Are you experiencing tingling or watery eyes? It could be allergic conjunctivitis, which is a common eye inflammation. This type of conjunctivitis does not harm your eyes or cause any vision complications. And unlike bacterial and viral conjunctivitis, allergic conjunctivitis does not present a risk of contamination. Here are the symptoms and treatments of allergic conjunctivitis in detail.

What is allergic conjunctivitis?

Allergic conjunctivitis is an inflammation of the conjunctiva in response to an allergen in your environment. The conjunctiva is a transparent membrane that covers the eye and the inside of the eyelids. This membrane swells and becomes inflamed when it reacts to allergenic particles.

Pollens are the main known allergens that cause chronic allergic conjunctivitis. This is why spring is when there are more allergic reactions. During this season, grasses, trees and herbaceous plants release their pollen.

Other potential allergens can trigger allergic conjunctivitis. These can be found in your living environment: pet hair, dust mites, makeup, mould, or even chlorine in swimming pools.

Allergic conjunctivitis is often associated with allergic rhinitis, which causes sneezing and a runny nose.

The duration of allergic conjunctivitis depends on the exposure time to the allergen and each individual.

What are the symptoms of allergic conjunctivitis?

Allergic conjunctivitis is accompanied by stinging, burning, redness and tearing. The symptoms are similar in both eyes. More rarely, allergic conjunctivitis may affect only one eye, or one eye may be more affected than the other.

Other symptoms may arise with allergic conjunctivitis, mainly caused by pollen. These include itchy eyes and nose, sneezing and nasal congestion. In these cases, it becomes difficult to avoid rubbing and scratching the eyes. Over time, this rubbing can lead to erythema and swollen eyelids.

What are the treatments for allergic conjunctivitis?

When possible, avoid exposure to allergens until the symptoms subside. At home, you can apply cold water compresses to relieve the discomfort.

You can also find over-the-counter eye drops containing antihistamines, such as ketotifen. These products are usually enough to relieve the symptoms. If allergic conjunctivitis causes dry eyes, you can liberally use hydrating eye drops.

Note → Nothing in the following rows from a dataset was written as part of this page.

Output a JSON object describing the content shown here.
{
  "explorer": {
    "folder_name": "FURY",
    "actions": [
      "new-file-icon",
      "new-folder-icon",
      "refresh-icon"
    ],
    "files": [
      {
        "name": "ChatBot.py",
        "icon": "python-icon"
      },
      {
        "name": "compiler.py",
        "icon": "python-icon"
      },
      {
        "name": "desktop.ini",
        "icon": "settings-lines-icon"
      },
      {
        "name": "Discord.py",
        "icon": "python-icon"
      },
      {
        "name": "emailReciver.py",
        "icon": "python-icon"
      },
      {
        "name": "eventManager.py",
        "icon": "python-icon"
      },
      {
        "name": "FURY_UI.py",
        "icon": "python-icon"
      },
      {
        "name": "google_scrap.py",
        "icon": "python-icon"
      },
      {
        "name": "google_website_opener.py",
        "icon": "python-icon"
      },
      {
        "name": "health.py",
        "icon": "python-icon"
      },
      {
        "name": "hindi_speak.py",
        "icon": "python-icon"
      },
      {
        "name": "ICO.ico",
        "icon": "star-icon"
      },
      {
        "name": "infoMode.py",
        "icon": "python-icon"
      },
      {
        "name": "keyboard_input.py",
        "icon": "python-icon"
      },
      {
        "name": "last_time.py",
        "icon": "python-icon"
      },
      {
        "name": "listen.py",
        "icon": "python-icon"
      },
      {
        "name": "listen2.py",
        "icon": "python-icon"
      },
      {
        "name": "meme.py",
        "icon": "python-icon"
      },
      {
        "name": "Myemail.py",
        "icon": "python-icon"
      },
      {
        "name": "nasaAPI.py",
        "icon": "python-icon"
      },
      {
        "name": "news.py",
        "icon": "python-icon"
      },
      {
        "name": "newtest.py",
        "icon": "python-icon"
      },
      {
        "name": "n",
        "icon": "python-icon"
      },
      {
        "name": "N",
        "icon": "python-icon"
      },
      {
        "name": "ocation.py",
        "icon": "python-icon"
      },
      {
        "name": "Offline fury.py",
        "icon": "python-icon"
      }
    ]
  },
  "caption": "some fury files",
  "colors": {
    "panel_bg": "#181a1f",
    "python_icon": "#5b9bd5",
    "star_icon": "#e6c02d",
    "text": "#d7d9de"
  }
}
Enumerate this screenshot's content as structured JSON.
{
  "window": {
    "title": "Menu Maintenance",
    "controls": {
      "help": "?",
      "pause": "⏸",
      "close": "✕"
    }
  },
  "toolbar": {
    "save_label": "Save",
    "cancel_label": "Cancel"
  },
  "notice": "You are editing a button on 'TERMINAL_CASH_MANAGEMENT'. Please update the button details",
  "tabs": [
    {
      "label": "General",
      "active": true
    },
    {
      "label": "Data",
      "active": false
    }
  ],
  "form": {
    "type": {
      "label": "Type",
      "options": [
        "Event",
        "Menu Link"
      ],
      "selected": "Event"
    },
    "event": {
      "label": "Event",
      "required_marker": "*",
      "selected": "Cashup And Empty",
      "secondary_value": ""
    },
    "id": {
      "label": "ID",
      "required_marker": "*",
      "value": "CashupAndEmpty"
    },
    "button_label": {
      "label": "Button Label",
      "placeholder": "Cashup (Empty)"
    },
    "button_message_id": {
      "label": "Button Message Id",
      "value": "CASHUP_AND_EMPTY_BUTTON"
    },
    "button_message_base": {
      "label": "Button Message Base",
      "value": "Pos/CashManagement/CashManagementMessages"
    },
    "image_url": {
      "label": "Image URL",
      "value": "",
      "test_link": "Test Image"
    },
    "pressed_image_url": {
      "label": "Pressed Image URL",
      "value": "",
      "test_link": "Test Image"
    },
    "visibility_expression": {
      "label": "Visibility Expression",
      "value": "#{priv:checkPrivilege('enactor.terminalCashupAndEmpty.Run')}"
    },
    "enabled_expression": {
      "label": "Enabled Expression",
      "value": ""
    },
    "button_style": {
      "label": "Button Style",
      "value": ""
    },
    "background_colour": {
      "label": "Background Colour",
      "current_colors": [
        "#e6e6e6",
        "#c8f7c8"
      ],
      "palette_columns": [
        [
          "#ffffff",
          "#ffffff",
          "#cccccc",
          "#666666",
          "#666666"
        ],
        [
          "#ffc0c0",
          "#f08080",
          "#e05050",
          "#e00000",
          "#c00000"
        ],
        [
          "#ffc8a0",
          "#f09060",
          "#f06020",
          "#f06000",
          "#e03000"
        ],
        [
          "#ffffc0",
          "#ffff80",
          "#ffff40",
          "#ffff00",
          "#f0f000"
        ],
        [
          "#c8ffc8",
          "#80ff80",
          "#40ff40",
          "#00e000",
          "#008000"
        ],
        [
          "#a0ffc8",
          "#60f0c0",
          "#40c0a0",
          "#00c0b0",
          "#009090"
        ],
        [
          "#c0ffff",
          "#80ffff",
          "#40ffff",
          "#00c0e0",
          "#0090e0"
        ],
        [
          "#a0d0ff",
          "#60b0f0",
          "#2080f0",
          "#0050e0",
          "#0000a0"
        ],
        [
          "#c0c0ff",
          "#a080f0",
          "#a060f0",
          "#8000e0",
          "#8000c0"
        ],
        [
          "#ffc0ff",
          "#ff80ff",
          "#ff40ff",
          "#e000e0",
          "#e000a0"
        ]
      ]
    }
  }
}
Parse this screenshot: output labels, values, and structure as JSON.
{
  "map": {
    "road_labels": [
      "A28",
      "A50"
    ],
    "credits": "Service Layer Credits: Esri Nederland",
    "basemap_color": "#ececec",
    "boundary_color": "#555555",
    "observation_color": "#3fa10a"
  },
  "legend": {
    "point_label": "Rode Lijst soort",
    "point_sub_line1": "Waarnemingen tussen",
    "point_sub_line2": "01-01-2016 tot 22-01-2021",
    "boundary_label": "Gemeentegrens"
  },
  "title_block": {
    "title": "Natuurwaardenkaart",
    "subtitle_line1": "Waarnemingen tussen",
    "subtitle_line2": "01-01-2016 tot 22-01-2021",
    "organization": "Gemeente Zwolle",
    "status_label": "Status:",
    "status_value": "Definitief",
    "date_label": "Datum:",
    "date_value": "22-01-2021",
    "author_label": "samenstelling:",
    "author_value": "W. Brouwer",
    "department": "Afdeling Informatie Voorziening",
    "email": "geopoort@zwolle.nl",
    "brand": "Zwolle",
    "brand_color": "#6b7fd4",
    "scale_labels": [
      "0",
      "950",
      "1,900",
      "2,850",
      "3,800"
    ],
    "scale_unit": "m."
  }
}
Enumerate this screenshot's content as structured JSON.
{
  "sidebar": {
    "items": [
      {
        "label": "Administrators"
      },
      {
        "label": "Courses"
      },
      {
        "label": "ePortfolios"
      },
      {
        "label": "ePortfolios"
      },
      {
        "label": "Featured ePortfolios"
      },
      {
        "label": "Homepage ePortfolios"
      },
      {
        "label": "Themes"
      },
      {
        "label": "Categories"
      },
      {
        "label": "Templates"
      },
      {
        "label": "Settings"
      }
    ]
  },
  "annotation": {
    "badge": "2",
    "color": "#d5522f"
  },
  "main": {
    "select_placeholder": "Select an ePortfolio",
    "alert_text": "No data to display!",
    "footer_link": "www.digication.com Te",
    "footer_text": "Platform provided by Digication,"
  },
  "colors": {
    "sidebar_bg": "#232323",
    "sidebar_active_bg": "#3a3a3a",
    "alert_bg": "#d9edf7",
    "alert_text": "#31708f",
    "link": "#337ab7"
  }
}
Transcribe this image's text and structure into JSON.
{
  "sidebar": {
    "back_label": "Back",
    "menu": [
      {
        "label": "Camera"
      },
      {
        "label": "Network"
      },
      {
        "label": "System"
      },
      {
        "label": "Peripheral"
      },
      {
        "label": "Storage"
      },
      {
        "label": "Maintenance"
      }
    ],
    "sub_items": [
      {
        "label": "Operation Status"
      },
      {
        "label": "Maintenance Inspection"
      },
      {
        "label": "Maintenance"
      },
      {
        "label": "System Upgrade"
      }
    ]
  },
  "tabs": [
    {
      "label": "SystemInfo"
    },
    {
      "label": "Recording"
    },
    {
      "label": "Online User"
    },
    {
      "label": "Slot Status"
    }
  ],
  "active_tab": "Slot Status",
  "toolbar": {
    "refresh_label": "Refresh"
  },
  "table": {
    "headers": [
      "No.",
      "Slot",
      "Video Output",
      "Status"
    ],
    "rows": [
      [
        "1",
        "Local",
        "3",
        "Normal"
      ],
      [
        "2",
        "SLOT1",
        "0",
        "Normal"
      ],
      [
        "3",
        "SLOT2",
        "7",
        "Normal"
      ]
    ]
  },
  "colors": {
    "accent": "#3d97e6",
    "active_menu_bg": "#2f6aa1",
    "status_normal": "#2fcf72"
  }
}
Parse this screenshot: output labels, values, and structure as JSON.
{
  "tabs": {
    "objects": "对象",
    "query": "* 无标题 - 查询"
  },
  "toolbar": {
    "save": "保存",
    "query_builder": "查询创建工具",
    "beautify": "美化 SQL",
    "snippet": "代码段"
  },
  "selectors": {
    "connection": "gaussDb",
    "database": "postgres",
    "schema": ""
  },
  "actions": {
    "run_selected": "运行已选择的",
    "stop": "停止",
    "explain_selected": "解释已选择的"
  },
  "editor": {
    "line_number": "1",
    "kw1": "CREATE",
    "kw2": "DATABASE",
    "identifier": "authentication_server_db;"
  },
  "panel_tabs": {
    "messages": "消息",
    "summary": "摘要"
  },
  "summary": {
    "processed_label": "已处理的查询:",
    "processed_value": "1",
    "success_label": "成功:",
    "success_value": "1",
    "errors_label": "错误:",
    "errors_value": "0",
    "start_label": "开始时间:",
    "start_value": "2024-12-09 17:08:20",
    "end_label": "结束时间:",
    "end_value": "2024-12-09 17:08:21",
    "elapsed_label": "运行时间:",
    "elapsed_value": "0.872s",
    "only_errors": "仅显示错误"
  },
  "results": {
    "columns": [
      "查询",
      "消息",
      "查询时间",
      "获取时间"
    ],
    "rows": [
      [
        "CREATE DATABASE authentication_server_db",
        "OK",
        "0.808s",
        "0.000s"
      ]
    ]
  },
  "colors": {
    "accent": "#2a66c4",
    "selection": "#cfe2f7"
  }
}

If this treatment is ineffective enough in relieving your allergic conjunctivitis, you should make an appointment with an optometrist.

Allergic conjunctivitis: When should you consult a professional?

It is best to consult a health or vision professional (physician, optometrist or ophthalmologist) if:

  • Eye drops containing an antihistamine do not help;
  • Your eyelids continue to swell.

Other prescription antihistamine eye drops exist as well as anti-inflammatory eye drops that can provide soothing relief.